Point/Counterpoint: Yes, raise the debt ceiling; then cut spending, too
From the column: "Speaker Kevin McCarthy and House Republicans should be applauded for how quickly they ... have changed public discussion on this topic."
What will happen with the debt ceiling is the most significant political story of the last few months. President Joe Biden demands that Republicans acquiesce to a “clean” debt-limit increase. At the same time, Republicans seek lower spending to address the worsening national debt.
We should do both.
The debt limit must be raised, and we should not jeopardize the full faith and credit of the United States by playing unnecessary games . But the president’s view that we’ve never used such moments to reorient the federal budget is inconsistent with history.
Debt-ceiling fights aren’t new, nor are budget deals in their aftermath. In fact, every single major deal from the last four decades has come out of a fight over the ceiling, including the Budget Control Act ’s spending caps after 2011’s “fiscal cliff,” the agreement in 1997 between former President Bill Clinton and the Republican-controlled Congress, and the Gramm-Rudman deal in 1985.
And the country’s current path looks worse than any of those times. The Congressional Budget Office’s latest budget outlook predicted a deficit of more than $1.5 trillion in 2023, which could be even higher. The CBO also estimated that the United States’ public debt-to-GDP ratio — the best measure of the country’s debt burden — will be nearly 120% in just 10 years, more than exceeding World War II highs. With one of Medicare’s trust funds forecast to be bankrupt as soon as 2028 , our fiscal situation is growing dire on multiple fronts.
It’s a far cry from where we were at the turn of the century. In 2000, before the pandemic, the 2008 financial crisis, and multiple wars in the Middle East, the CBO expected surpluses as far as the eye could see. But no longer.
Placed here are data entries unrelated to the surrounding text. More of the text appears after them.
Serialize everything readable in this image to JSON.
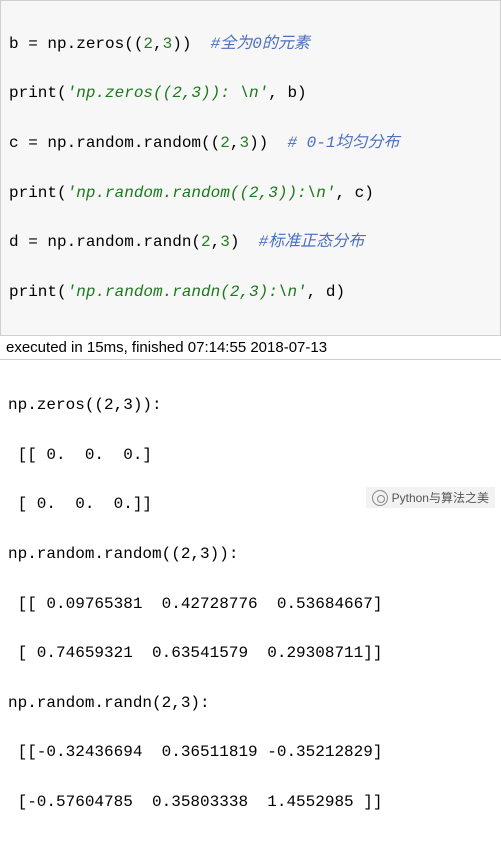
{
  "code": {
    "l1": {
      "a": "b = np.zeros((",
      "n1": "2",
      "m": ",",
      "n2": "3",
      "b": "))  ",
      "c": "#全为0的元素"
    },
    "l2": {
      "a": "print(",
      "s": "'np.zeros((2,3)): \\n'",
      "b": ", b)"
    },
    "l3": {
      "a": "c = np.random.random((",
      "n1": "2",
      "m": ",",
      "n2": "3",
      "b": "))  ",
      "c": "# 0-1均匀分布"
    },
    "l4": {
      "a": "print(",
      "s": "'np.random.random((2,3)):\\n'",
      "b": ", c)"
    },
    "l5": {
      "a": "d = np.random.randn(",
      "n1": "2",
      "m": ",",
      "n2": "3",
      "b": ")  ",
      "c": "#标准正态分布"
    },
    "l6": {
      "a": "print(",
      "s": "'np.random.randn(2,3):\\n'",
      "b": ", d)"
    }
  },
  "exec": "executed in 15ms, finished 07:14:55 2018-07-13",
  "output": {
    "o1": "np.zeros((2,3)):",
    "o2": " [[ 0.  0.  0.]",
    "o3": " [ 0.  0.  0.]]",
    "o4": "np.random.random((2,3)):",
    "o5": " [[ 0.09765381  0.42728776  0.53684667]",
    "o6": " [ 0.74659321  0.63541579  0.29308711]]",
    "o7": "np.random.randn(2,3):",
    "o8": " [[-0.32436694  0.36511819 -0.35212829]",
    "o9": " [-0.57604785  0.35803338  1.4552985 ]]"
  },
  "watermark": "Python与算法之美"
}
The debt limit isn’t anyone’s idea of an excellent way to run a nation’s finances. We should replace it with a fiscal rule like those used in developed countries and some U.S. states. These rules limit spending based on expected tax revenue while allowing borrowing when necessary. The evidence is strong that they would promote responsible fiscal outcomes without creating the dire situations that have become common with the U.S. debt limit.
After all, the debt limit wasn’t meant to be used this way. The ceiling was created during World War I as a way for the Treasury Department to issue debt without congressional permission. In other words, its goal was to allow for more debt, but today it is ironically one of the few checks we have on government spending run amok.
But the debt limit is the system we have, and both parties should use it to our advantage and right our fiscal ship. Because it’s long become clear that we must address the spending problem at the core of the national debt.
Over the last three years, Presidents Biden and Donald Trump spent at a record pace and accelerated the national debt. The $5 trillion in response to the COVID-19 pandemic blew up the federal budget, and that says nothing of all the other spending that also increased or otherwise is on autopilot .
For this reason, Speaker Kevin McCarthy and House Republicans should be applauded for how quickly they — together with persistent inflation — have changed public discussion on this topic.
It didn’t look like it was going to be this way. McCarthy has a long record of supporting big-spending legislation , and Republicans didn’t exactly look like they had an interest in being fiscal warriors during the last Congress.
But McCarthy’s contentious speaker fight seems to have empowered him and engaged more Republicans in the party’s decision-making process. Surprisingly, McCarthy succeeded in getting his party to coalesce behind the Limit, Save, Grow Act , throwing the ball back into Biden’s court. And Biden has since changed his tune. After meeting with McCarthy and other congressional leaders, Biden told an audience in New York that “we should be cutting spending.”
It’s a far cry from the tune the president was singing just a few weeks earlier, and all Americans should be enthused and relieved. Let’s hope negotiations continue so that both parties can do what’s right for the country for once.
Jonathan Bydlak is director of the governance program at the R Street Institute (rstreet.org), a center-right think tank headquartered in Washington, D.C.